BEGIN Data extracts

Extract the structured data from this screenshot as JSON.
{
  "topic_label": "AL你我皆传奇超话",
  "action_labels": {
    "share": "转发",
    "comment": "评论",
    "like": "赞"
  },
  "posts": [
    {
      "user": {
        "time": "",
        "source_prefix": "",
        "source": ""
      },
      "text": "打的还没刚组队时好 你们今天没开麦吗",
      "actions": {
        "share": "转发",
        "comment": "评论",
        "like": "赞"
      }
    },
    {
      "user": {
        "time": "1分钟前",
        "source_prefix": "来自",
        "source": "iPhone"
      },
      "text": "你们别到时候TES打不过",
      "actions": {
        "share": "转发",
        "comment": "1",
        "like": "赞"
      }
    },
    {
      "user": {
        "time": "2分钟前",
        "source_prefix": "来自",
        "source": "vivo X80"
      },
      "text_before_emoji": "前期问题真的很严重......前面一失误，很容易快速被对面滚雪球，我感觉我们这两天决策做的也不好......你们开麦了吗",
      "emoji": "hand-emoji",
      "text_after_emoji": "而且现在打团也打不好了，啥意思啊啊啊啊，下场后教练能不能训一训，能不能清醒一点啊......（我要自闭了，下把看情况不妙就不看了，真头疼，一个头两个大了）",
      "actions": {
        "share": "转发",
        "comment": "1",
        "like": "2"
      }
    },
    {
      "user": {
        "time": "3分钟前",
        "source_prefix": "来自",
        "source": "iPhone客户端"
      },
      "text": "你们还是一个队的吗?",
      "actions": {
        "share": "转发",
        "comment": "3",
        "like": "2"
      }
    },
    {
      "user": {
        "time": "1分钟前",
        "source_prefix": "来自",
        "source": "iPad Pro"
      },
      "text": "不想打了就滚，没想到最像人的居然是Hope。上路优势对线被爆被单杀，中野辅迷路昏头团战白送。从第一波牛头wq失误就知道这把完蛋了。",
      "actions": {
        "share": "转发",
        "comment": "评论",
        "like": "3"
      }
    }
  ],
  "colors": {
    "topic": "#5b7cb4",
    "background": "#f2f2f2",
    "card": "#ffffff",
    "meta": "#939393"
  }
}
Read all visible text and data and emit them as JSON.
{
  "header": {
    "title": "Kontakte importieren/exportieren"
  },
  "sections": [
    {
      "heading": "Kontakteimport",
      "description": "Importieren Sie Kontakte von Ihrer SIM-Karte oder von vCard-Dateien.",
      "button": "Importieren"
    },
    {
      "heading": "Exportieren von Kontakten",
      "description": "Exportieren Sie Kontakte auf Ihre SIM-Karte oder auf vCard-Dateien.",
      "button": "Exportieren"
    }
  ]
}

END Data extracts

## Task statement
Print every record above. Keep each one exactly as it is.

## Reply to the task
Extract the structured data from this screenshot as JSON.
{
  "topic_label": "AL你我皆传奇超话",
  "action_labels": {
    "share": "转发",
    "comment": "评论",
    "like": "赞"
  },
  "posts": [
    {
      "user": {
        "time": "",
        "source_prefix": "",
        "source": ""
      },
      "text": "打的还没刚组队时好 你们今天没开麦吗",
      "actions": {
        "share": "转发",
        "comment": "评论",
        "like": "赞"
      }
    },
    {
      "user": {
        "time": "1分钟前",
        "source_prefix": "来自",
        "source": "iPhone"
      },
      "text": "你们别到时候TES打不过",
      "actions": {
        "share": "转发",
        "comment": "1",
        "like": "赞"
      }
    },
    {
      "user": {
        "time": "2分钟前",
        "source_prefix": "来自",
        "source": "vivo X80"
      },
      "text_before_emoji": "前期问题真的很严重......前面一失误，很容易快速被对面滚雪球，我感觉我们这两天决策做的也不好......你们开麦了吗",
      "emoji": "hand-emoji",
      "text_after_emoji": "而且现在打团也打不好了，啥意思啊啊啊啊，下场后教练能不能训一训，能不能清醒一点啊......（我要自闭了，下把看情况不妙就不看了，真头疼，一个头两个大了）",
      "actions": {
        "share": "转发",
        "comment": "1",
        "like": "2"
      }
    },
    {
      "user": {
        "time": "3分钟前",
        "source_prefix": "来自",
        "source": "iPhone客户端"
      },
      "text": "你们还是一个队的吗?",
      "actions": {
        "share": "转发",
        "comment": "3",
        "like": "2"
      }
    },
    {
      "user": {
        "time": "1分钟前",
        "source_prefix": "来自",
        "source": "iPad Pro"
      },
      "text": "不想打了就滚，没想到最像人的居然是Hope。上路优势对线被爆被单杀，中野辅迷路昏头团战白送。从第一波牛头wq失误就知道这把完蛋了。",
      "actions": {
        "share": "转发",
        "comment": "评论",
        "like": "3"
      }
    }
  ],
  "colors": {
    "topic": "#5b7cb4",
    "background": "#f2f2f2",
    "card": "#ffffff",
    "meta": "#939393"
  }
}
Read all visible text and data and emit them as JSON.
{
  "header": {
    "title": "Kontakte importieren/exportieren"
  },
  "sections": [
    {
      "heading": "Kontakteimport",
      "description": "Importieren Sie Kontakte von Ihrer SIM-Karte oder von vCard-Dateien.",
      "button": "Importieren"
    },
    {
      "heading": "Exportieren von Kontakten",
      "description": "Exportieren Sie Kontakte auf Ihre SIM-Karte oder auf vCard-Dateien.",
      "button": "Exportieren"
    }
  ]
}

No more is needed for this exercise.